*WHAT NEEDS TO BE DONE:* Search the records for the word "person" and report each line that has it.

** RECORDED INFORMATION follows **

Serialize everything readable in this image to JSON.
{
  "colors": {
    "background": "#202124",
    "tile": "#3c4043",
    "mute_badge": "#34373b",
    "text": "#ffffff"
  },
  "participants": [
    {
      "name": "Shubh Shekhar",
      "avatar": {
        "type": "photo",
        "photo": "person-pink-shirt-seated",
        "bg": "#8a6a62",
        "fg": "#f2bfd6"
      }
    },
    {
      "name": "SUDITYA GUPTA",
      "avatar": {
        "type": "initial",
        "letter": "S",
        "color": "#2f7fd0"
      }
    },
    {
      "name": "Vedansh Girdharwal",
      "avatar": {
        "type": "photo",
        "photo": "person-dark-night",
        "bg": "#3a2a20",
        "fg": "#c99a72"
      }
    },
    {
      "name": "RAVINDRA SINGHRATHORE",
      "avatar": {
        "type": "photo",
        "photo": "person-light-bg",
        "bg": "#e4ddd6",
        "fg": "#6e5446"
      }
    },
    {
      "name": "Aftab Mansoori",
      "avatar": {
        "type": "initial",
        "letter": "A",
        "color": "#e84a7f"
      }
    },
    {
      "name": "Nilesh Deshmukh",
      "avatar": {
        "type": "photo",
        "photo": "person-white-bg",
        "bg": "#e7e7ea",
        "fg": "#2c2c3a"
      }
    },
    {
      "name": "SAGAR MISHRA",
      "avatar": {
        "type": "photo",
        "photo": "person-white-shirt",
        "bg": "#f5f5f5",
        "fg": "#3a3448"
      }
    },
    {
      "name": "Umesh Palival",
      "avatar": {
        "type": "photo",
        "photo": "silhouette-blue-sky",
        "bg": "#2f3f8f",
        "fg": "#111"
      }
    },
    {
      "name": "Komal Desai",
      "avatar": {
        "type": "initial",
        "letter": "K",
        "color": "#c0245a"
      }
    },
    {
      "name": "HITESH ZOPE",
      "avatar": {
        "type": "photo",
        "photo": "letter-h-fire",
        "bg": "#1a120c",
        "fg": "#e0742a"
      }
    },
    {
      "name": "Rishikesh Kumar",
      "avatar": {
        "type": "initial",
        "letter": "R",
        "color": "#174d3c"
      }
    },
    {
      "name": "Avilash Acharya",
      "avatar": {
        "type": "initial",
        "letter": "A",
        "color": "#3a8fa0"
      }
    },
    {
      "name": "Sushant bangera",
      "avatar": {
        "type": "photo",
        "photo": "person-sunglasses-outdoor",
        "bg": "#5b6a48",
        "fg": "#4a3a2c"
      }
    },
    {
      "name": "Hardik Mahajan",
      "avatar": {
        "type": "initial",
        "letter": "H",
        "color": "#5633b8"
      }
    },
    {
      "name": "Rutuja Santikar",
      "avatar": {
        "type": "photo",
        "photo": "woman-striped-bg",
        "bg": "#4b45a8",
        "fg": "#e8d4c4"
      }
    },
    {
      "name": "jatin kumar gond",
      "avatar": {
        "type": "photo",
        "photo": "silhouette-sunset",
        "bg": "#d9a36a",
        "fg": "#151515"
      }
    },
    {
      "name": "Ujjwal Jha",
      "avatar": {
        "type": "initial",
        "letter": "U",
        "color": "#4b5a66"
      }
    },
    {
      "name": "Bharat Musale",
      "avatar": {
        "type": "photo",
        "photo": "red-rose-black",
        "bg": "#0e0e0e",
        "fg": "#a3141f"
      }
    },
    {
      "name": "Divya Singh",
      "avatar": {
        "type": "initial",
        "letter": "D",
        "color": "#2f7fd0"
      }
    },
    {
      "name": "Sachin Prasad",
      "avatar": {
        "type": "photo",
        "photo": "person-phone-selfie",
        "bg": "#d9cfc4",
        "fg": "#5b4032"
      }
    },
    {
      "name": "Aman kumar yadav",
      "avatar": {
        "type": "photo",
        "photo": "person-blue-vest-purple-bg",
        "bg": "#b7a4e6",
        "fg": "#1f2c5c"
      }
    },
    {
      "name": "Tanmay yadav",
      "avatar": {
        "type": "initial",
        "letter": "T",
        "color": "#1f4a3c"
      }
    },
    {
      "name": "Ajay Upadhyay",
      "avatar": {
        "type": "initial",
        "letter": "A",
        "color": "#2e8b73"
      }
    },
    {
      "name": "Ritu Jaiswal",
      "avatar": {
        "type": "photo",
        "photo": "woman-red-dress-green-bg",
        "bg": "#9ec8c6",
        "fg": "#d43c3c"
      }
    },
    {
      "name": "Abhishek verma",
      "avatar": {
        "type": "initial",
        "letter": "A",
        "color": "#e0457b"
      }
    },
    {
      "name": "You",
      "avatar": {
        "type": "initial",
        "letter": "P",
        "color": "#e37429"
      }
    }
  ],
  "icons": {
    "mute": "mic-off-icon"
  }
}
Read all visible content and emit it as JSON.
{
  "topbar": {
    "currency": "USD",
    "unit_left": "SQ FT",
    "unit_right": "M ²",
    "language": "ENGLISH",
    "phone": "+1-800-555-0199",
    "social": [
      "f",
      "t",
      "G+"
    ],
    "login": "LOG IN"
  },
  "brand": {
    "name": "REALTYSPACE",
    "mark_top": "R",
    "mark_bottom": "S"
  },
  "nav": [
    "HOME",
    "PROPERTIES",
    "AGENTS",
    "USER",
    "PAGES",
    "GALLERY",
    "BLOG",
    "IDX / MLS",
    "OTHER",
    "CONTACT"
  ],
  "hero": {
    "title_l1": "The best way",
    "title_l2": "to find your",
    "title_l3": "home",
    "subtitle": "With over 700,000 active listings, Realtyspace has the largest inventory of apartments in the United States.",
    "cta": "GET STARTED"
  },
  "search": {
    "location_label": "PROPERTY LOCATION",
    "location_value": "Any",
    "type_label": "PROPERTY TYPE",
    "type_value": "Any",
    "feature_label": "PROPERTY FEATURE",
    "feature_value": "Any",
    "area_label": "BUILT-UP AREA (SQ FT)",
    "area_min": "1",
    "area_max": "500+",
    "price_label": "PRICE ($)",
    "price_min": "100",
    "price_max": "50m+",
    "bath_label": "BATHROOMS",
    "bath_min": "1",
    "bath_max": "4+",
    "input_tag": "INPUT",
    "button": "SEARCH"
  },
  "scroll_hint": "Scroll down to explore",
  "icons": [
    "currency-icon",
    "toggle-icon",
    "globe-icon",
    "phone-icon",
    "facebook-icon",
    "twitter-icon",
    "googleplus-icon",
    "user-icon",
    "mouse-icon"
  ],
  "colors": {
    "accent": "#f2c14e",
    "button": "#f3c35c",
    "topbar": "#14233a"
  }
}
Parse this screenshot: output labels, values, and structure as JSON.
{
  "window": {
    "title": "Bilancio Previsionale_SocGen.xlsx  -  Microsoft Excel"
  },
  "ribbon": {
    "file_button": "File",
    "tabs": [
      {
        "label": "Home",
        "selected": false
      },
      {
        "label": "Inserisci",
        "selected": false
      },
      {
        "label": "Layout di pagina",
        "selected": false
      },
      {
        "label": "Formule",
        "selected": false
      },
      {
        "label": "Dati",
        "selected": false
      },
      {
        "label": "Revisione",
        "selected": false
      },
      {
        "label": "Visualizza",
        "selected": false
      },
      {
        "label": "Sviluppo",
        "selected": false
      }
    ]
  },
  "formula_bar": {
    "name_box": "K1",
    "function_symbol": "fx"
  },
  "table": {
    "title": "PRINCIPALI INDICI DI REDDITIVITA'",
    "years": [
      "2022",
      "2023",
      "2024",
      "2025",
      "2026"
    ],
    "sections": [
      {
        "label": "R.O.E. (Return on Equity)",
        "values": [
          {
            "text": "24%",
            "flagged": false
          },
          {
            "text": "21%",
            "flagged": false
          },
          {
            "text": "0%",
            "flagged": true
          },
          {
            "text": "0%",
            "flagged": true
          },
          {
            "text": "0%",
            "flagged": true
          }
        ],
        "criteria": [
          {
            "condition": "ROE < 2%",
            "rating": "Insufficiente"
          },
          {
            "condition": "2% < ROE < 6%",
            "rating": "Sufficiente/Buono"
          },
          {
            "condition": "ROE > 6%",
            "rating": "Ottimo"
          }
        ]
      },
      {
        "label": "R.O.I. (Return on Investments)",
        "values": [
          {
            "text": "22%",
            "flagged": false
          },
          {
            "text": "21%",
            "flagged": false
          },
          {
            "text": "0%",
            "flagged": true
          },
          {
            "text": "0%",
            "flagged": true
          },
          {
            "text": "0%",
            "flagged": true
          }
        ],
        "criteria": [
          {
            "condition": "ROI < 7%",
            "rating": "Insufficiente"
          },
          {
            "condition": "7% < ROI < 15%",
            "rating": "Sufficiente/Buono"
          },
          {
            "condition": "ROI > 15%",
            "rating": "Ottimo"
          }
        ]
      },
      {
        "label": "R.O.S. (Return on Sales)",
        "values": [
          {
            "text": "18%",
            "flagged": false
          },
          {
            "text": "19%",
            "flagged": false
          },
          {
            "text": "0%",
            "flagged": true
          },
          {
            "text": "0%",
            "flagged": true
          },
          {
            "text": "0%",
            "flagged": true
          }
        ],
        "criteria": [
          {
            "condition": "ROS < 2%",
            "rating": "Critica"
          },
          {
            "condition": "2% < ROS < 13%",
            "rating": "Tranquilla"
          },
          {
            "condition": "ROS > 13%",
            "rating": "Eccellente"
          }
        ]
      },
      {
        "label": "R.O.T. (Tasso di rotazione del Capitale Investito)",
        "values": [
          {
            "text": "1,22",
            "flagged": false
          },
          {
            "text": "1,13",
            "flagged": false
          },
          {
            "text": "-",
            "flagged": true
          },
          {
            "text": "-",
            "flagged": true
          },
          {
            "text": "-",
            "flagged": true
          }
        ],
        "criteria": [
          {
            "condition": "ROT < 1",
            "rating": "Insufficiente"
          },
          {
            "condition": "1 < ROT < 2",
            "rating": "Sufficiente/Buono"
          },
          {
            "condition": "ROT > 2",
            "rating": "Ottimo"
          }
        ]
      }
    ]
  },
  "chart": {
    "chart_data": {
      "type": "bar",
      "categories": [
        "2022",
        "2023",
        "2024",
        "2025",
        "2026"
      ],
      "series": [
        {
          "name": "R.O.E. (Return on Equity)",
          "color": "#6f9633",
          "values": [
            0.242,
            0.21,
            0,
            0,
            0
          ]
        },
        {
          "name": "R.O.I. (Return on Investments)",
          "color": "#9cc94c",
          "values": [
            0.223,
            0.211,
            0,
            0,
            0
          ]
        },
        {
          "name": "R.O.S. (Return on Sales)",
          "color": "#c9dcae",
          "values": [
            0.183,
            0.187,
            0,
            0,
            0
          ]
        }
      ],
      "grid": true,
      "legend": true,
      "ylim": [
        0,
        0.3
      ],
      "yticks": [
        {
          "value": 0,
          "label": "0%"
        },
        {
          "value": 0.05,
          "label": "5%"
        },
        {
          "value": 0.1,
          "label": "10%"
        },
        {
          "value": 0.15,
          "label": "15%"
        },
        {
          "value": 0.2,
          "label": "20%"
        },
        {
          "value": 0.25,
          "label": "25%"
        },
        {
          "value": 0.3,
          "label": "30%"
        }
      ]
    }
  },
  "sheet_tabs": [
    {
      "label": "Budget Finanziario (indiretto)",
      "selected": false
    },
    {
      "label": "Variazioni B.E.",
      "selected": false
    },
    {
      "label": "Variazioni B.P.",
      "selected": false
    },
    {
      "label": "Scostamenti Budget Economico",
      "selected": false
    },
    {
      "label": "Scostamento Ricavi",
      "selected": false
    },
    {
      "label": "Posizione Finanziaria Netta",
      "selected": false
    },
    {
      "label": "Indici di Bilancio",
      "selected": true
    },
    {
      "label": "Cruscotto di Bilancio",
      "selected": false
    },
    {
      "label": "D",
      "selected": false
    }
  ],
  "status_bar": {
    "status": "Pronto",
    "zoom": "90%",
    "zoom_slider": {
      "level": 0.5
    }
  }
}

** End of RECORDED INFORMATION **

*PROBLEM SOLUTION:*
        "photo": "person-pink-shirt-seated",
        "photo": "person-dark-night",
        "photo": "person-light-bg",
        "photo": "person-white-bg",
        "photo": "person-white-shirt",
        "photo": "person-sunglasses-outdoor",
        "photo": "person-phone-selfie",
        "photo": "person-blue-vest-purple-bg",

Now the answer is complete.